Information shown:
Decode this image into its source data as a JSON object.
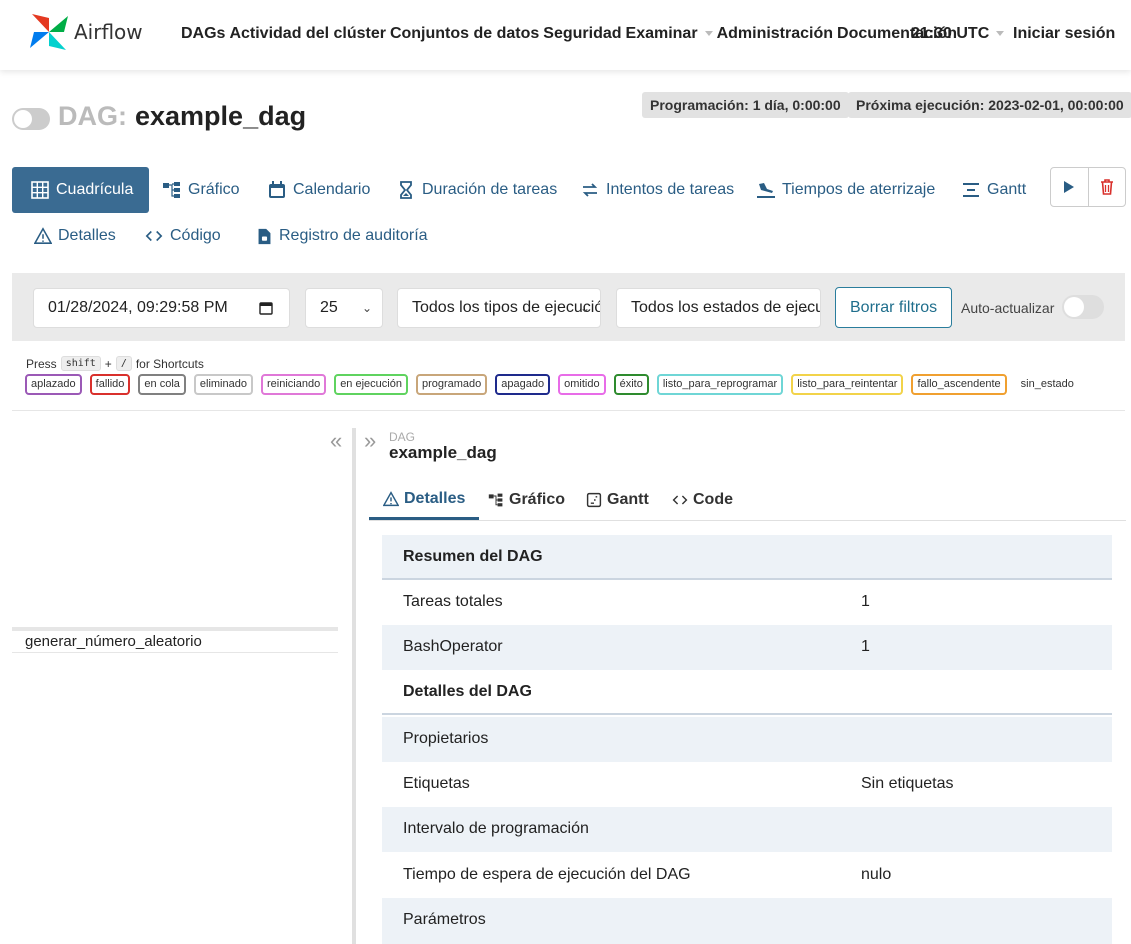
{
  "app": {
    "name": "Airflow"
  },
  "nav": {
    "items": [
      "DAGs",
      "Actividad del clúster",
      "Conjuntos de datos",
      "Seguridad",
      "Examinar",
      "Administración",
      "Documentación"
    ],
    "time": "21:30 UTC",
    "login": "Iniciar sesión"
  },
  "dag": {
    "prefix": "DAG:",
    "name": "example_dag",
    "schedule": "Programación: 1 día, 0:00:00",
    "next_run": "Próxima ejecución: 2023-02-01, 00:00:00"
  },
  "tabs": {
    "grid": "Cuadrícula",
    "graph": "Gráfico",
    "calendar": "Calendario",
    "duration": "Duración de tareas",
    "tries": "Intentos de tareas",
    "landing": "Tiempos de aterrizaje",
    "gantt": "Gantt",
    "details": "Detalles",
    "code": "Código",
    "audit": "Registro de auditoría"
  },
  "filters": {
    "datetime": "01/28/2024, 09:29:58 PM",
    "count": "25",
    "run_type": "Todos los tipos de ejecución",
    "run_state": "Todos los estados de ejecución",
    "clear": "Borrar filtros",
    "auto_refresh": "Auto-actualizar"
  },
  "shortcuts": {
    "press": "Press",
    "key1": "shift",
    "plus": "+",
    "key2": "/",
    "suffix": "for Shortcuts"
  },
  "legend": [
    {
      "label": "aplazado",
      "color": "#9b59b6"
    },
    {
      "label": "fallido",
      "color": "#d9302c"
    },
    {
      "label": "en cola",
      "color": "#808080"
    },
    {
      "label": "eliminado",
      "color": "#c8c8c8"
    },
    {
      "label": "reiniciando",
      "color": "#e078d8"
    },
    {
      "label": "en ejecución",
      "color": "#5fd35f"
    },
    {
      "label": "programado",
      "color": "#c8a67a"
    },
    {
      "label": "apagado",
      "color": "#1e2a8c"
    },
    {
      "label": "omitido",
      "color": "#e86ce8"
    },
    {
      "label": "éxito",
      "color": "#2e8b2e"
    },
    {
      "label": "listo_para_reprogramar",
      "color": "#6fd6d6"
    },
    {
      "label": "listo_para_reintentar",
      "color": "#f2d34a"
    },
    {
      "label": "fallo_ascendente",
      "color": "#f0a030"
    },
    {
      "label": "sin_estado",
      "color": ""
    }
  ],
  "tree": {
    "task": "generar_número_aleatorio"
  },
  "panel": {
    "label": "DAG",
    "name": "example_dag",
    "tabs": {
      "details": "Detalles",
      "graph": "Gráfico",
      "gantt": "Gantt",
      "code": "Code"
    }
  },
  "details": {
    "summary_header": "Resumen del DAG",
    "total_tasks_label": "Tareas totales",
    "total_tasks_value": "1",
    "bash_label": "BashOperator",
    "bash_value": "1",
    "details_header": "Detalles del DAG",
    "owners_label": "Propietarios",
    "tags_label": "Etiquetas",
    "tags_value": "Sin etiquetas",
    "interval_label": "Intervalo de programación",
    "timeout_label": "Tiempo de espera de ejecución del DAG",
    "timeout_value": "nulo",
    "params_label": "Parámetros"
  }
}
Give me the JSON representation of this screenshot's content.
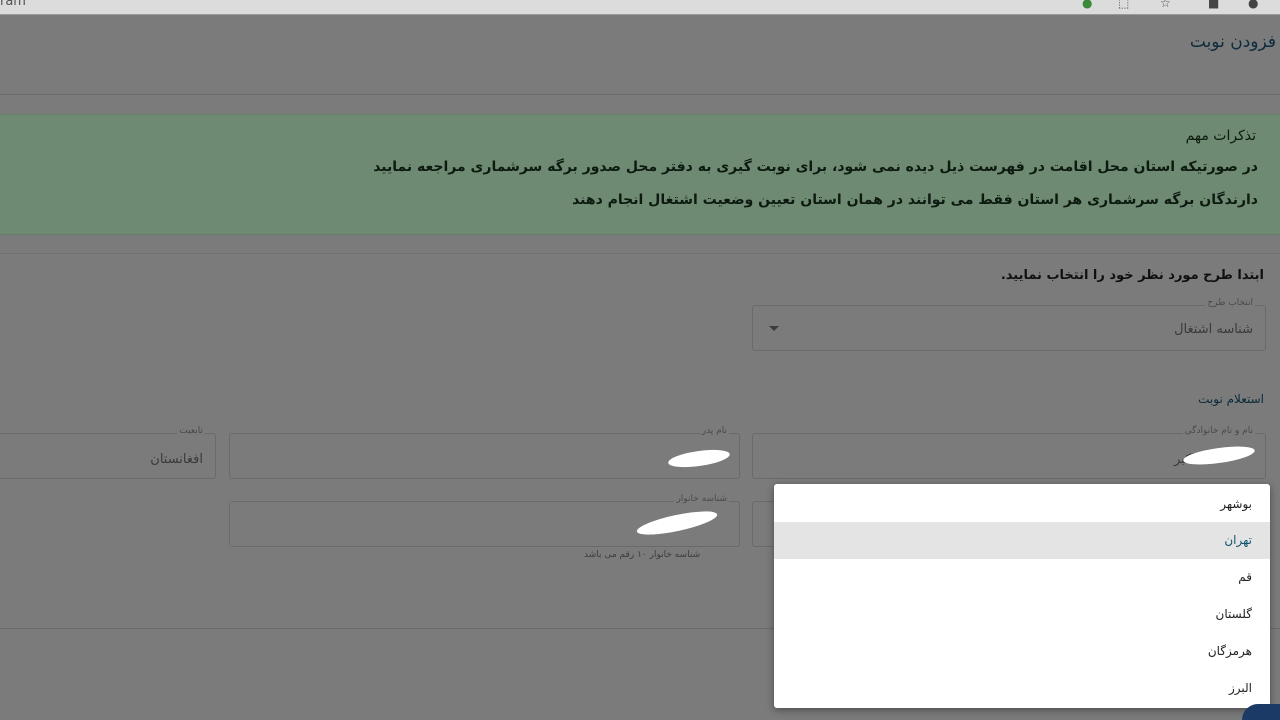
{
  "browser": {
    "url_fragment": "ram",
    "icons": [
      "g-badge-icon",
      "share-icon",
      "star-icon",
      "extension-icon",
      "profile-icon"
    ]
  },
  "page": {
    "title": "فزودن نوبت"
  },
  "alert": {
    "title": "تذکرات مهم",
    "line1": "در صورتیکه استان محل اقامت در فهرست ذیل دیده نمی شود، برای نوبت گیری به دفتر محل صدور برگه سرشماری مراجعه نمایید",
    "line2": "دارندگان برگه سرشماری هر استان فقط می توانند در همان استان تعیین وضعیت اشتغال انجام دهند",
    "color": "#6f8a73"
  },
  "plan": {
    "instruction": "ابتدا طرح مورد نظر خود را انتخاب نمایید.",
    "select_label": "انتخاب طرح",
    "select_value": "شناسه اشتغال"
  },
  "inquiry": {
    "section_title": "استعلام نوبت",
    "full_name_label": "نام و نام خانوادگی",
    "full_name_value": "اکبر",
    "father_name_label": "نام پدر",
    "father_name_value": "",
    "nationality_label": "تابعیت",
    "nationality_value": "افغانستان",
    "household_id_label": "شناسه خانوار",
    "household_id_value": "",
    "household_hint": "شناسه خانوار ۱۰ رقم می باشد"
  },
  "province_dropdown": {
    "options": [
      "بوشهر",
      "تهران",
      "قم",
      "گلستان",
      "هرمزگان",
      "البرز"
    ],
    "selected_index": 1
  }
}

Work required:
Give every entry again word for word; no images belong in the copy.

Solution to this task:
Decode this image into its source data as a JSON object.
{
  "app": {
    "name": "Airflow"
  },
  "nav": {
    "items": [
      "DAGs",
      "Actividad del clúster",
      "Conjuntos de datos",
      "Seguridad",
      "Examinar",
      "Administración",
      "Documentación"
    ],
    "time": "21:30 UTC",
    "login": "Iniciar sesión"
  },
  "dag": {
    "prefix": "DAG:",
    "name": "example_dag",
    "schedule": "Programación: 1 día, 0:00:00",
    "next_run": "Próxima ejecución: 2023-02-01, 00:00:00"
  },
  "tabs": {
    "grid": "Cuadrícula",
    "graph": "Gráfico",
    "calendar": "Calendario",
    "duration": "Duración de tareas",
    "tries": "Intentos de tareas",
    "landing": "Tiempos de aterrizaje",
    "gantt": "Gantt",
    "details": "Detalles",
    "code": "Código",
    "audit": "Registro de auditoría"
  },
  "filters": {
    "datetime": "01/28/2024, 09:29:58 PM",
    "count": "25",
    "run_type": "Todos los tipos de ejecución",
    "run_state": "Todos los estados de ejecución",
    "clear": "Borrar filtros",
    "auto_refresh": "Auto-actualizar"
  },
  "shortcuts": {
    "press": "Press",
    "key1": "shift",
    "plus": "+",
    "key2": "/",
    "suffix": "for Shortcuts"
  },
  "legend": [
    {
      "label": "aplazado",
      "color": "#9b59b6"
    },
    {
      "label": "fallido",
      "color": "#d9302c"
    },
    {
      "label": "en cola",
      "color": "#808080"
    },
    {
      "label": "eliminado",
      "color": "#c8c8c8"
    },
    {
      "label": "reiniciando",
      "color": "#e078d8"
    },
    {
      "label": "en ejecución",
      "color": "#5fd35f"
    },
    {
      "label": "programado",
      "color": "#c8a67a"
    },
    {
      "label": "apagado",
      "color": "#1e2a8c"
    },
    {
      "label": "omitido",
      "color": "#e86ce8"
    },
    {
      "label": "éxito",
      "color": "#2e8b2e"
    },
    {
      "label": "listo_para_reprogramar",
      "color": "#6fd6d6"
    },
    {
      "label": "listo_para_reintentar",
      "color": "#f2d34a"
    },
    {
      "label": "fallo_ascendente",
      "color": "#f0a030"
    },
    {
      "label": "sin_estado",
      "color": ""
    }
  ],
  "tree": {
    "task": "generar_número_aleatorio"
  },
  "panel": {
    "label": "DAG",
    "name": "example_dag",
    "tabs": {
      "details": "Detalles",
      "graph": "Gráfico",
      "gantt": "Gantt",
      "code": "Code"
    }
  },
  "details": {
    "summary_header": "Resumen del DAG",
    "total_tasks_label": "Tareas totales",
    "total_tasks_value": "1",
    "bash_label": "BashOperator",
    "bash_value": "1",
    "details_header": "Detalles del DAG",
    "owners_label": "Propietarios",
    "tags_label": "Etiquetas",
    "tags_value": "Sin etiquetas",
    "interval_label": "Intervalo de programación",
    "timeout_label": "Tiempo de espera de ejecución del DAG",
    "timeout_value": "nulo",
    "params_label": "Parámetros"
  }
}
Give me the JSON representation of this screenshot's content.
{
  "browser": {
    "url_fragment": "ram",
    "icons": [
      "g-badge-icon",
      "share-icon",
      "star-icon",
      "extension-icon",
      "profile-icon"
    ]
  },
  "page": {
    "title": "فزودن نوبت"
  },
  "alert": {
    "title": "تذکرات مهم",
    "line1": "در صورتیکه استان محل اقامت در فهرست ذیل دیده نمی شود، برای نوبت گیری به دفتر محل صدور برگه سرشماری مراجعه نمایید",
    "line2": "دارندگان برگه سرشماری هر استان فقط می توانند در همان استان تعیین وضعیت اشتغال انجام دهند",
    "color": "#6f8a73"
  },
  "plan": {
    "instruction": "ابتدا طرح مورد نظر خود را انتخاب نمایید.",
    "select_label": "انتخاب طرح",
    "select_value": "شناسه اشتغال"
  },
  "inquiry": {
    "section_title": "استعلام نوبت",
    "full_name_label": "نام و نام خانوادگی",
    "full_name_value": "اکبر",
    "father_name_label": "نام پدر",
    "father_name_value": "",
    "nationality_label": "تابعیت",
    "nationality_value": "افغانستان",
    "household_id_label": "شناسه خانوار",
    "household_id_value": "",
    "household_hint": "شناسه خانوار ۱۰ رقم می باشد"
  },
  "province_dropdown": {
    "options": [
      "بوشهر",
      "تهران",
      "قم",
      "گلستان",
      "هرمزگان",
      "البرز"
    ],
    "selected_index": 1
  }
}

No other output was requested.